WHAT YOU WILL DO | Select the lines below containing the word "instruction".
───── EXTRACTED ENTRIES ─────
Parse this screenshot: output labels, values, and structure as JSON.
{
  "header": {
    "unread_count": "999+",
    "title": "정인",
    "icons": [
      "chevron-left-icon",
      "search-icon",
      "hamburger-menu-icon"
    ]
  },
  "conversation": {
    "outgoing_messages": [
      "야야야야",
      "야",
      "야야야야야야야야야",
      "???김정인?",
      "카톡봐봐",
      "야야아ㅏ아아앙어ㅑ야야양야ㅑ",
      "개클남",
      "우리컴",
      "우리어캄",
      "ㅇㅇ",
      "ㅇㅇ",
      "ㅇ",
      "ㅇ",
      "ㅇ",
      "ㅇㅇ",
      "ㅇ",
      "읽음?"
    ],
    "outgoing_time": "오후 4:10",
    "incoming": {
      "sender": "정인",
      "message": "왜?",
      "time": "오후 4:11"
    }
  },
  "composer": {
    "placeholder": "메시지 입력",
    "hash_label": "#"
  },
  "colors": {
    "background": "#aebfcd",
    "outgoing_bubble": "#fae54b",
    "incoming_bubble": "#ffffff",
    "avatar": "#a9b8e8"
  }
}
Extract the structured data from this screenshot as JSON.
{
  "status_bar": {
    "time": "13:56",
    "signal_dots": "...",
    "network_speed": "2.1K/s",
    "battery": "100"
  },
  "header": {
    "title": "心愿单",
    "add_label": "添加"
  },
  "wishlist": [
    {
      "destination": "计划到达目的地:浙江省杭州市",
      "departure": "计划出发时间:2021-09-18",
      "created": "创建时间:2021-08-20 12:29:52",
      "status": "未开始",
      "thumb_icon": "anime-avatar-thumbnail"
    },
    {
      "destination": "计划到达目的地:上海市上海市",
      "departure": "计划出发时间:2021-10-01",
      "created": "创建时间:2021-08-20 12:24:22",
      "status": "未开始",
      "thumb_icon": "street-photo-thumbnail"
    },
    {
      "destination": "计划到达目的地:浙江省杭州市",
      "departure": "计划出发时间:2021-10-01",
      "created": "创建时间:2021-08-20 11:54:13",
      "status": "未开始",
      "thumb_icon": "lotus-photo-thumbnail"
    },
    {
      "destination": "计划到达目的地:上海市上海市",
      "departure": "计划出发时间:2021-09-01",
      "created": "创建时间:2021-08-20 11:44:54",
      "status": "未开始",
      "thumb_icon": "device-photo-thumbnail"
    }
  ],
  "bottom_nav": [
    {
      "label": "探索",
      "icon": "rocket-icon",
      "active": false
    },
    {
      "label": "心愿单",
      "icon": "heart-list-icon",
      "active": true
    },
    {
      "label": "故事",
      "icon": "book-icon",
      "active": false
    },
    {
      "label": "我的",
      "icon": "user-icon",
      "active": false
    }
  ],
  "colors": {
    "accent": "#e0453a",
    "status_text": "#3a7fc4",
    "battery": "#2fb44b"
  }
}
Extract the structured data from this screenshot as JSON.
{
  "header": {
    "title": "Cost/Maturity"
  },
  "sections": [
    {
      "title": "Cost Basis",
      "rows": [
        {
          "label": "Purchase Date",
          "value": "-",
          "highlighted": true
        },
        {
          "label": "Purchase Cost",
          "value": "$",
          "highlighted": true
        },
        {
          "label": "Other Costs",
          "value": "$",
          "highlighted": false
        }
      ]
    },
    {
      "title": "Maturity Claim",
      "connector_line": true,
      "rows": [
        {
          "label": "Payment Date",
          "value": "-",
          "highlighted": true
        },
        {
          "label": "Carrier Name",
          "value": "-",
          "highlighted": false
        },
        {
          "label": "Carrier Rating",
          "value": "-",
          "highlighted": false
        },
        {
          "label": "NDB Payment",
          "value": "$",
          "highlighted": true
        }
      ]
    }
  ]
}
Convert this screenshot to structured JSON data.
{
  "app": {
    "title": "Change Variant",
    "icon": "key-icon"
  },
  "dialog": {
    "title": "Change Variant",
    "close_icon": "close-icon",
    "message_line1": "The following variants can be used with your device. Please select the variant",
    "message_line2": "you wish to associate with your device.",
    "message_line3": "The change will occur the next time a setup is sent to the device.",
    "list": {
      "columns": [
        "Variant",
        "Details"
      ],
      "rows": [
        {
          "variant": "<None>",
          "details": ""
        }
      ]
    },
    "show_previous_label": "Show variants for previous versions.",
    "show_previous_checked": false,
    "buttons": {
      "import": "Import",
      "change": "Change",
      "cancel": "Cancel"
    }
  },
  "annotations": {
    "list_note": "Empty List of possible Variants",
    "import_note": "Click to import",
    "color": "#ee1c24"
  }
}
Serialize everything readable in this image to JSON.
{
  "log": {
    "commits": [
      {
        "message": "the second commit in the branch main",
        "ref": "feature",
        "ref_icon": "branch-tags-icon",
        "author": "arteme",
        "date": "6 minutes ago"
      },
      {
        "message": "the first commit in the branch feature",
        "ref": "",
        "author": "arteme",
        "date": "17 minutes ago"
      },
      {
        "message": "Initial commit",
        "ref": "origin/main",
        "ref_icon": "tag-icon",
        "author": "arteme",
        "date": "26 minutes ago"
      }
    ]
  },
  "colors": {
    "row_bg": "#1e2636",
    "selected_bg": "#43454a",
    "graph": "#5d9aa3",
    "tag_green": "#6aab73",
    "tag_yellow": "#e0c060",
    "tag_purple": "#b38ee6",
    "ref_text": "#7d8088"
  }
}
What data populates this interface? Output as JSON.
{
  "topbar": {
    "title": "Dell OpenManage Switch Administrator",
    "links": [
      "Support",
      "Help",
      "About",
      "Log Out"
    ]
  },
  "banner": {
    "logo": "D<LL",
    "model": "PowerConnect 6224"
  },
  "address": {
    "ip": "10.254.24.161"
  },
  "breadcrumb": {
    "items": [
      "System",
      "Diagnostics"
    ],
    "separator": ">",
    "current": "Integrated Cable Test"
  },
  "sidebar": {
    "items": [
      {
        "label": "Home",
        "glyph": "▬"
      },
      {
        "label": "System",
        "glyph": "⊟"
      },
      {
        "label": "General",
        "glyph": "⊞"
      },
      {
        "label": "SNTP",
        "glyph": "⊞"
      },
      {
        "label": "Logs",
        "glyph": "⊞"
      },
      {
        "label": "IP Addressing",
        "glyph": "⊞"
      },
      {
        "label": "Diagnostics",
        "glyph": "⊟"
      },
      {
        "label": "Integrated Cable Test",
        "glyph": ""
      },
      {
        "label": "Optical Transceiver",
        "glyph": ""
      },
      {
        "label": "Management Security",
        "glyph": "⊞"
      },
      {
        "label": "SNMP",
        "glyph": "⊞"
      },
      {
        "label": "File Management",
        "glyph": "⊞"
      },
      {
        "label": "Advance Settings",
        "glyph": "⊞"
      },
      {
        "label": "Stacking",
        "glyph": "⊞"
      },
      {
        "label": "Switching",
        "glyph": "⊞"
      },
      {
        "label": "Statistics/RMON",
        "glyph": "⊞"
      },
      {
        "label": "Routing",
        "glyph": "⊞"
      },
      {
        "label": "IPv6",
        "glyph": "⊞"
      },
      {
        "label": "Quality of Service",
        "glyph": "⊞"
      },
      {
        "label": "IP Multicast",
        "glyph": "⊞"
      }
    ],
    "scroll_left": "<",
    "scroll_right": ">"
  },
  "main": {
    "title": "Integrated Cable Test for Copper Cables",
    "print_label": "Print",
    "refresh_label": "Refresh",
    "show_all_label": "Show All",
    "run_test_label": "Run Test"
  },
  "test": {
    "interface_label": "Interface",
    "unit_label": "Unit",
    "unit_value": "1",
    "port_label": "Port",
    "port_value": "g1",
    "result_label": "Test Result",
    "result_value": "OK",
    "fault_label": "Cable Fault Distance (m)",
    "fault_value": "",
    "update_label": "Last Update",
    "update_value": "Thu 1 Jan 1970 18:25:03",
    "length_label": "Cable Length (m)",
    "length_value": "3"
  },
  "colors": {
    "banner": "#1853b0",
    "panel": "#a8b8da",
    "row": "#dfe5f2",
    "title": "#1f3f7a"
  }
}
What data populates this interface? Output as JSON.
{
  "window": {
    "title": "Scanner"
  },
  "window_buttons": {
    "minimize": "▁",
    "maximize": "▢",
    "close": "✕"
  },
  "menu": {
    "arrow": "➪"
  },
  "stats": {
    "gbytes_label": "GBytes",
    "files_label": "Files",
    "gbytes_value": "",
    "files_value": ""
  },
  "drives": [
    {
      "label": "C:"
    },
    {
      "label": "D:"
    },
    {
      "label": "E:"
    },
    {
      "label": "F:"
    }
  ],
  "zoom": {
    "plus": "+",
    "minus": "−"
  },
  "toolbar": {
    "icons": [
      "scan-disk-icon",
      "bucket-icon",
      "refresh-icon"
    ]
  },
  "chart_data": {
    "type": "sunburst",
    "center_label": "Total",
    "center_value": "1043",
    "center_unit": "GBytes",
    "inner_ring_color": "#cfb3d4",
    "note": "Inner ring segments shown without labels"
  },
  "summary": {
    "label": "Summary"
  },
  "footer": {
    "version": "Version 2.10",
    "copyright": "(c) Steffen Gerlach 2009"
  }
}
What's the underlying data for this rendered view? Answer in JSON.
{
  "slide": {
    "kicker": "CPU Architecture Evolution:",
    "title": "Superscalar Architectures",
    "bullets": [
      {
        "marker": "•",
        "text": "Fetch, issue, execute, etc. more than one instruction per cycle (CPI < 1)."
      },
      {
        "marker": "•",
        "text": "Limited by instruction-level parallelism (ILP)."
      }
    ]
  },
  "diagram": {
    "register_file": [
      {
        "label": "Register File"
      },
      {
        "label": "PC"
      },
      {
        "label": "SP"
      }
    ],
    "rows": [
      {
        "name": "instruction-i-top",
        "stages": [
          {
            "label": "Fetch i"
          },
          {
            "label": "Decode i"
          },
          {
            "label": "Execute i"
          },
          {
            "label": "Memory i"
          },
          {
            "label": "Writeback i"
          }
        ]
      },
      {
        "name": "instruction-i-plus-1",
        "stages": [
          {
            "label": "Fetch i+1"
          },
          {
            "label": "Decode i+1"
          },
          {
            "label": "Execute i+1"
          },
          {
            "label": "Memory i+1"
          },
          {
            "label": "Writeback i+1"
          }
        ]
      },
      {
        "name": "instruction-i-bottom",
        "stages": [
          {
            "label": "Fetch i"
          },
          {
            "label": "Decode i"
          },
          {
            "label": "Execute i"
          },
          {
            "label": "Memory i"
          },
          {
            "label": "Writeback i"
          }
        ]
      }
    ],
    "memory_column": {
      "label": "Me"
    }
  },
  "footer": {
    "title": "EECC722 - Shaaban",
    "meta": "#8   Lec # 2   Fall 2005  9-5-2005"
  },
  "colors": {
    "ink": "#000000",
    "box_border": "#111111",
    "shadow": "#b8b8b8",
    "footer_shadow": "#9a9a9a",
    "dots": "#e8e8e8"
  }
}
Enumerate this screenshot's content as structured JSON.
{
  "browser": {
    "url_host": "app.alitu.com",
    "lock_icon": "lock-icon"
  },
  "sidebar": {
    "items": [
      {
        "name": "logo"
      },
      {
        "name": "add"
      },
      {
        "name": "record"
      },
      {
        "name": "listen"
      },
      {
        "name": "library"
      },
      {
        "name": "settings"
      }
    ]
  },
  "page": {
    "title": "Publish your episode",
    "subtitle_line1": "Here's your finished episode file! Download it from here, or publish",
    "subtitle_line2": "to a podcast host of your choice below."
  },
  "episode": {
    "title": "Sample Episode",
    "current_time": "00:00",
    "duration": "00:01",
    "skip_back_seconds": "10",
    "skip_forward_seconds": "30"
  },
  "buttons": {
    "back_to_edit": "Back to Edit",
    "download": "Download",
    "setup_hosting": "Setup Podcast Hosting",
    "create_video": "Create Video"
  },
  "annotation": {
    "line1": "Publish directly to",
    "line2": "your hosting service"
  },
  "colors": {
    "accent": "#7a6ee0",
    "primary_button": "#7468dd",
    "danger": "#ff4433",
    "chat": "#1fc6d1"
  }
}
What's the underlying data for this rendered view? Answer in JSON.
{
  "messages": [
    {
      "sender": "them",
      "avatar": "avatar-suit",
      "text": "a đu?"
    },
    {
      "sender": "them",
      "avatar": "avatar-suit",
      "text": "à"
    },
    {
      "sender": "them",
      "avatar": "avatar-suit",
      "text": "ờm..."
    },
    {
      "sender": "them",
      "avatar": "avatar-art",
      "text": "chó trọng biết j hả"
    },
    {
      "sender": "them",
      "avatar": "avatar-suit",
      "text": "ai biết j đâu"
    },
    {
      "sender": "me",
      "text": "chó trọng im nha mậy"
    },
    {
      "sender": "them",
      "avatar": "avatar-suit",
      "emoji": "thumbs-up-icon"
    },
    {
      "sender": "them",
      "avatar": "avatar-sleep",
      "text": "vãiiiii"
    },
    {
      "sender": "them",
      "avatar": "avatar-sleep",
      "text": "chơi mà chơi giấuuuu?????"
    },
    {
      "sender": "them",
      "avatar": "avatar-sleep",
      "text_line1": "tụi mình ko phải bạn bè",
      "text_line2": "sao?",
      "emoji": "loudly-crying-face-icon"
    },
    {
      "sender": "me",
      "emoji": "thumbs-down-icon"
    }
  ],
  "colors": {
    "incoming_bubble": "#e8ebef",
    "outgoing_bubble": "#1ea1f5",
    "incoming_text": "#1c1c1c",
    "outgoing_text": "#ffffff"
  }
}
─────
EXERCISE ANSWER |
        "text": "Fetch, issue, execute, etc. more than one instruction per cycle (CPI < 1)."
        "text": "Limited by instruction-level parallelism (ILP)."
        "name": "instruction-i-top",
        "name": "instruction-i-plus-1",
        "name": "instruction-i-bottom",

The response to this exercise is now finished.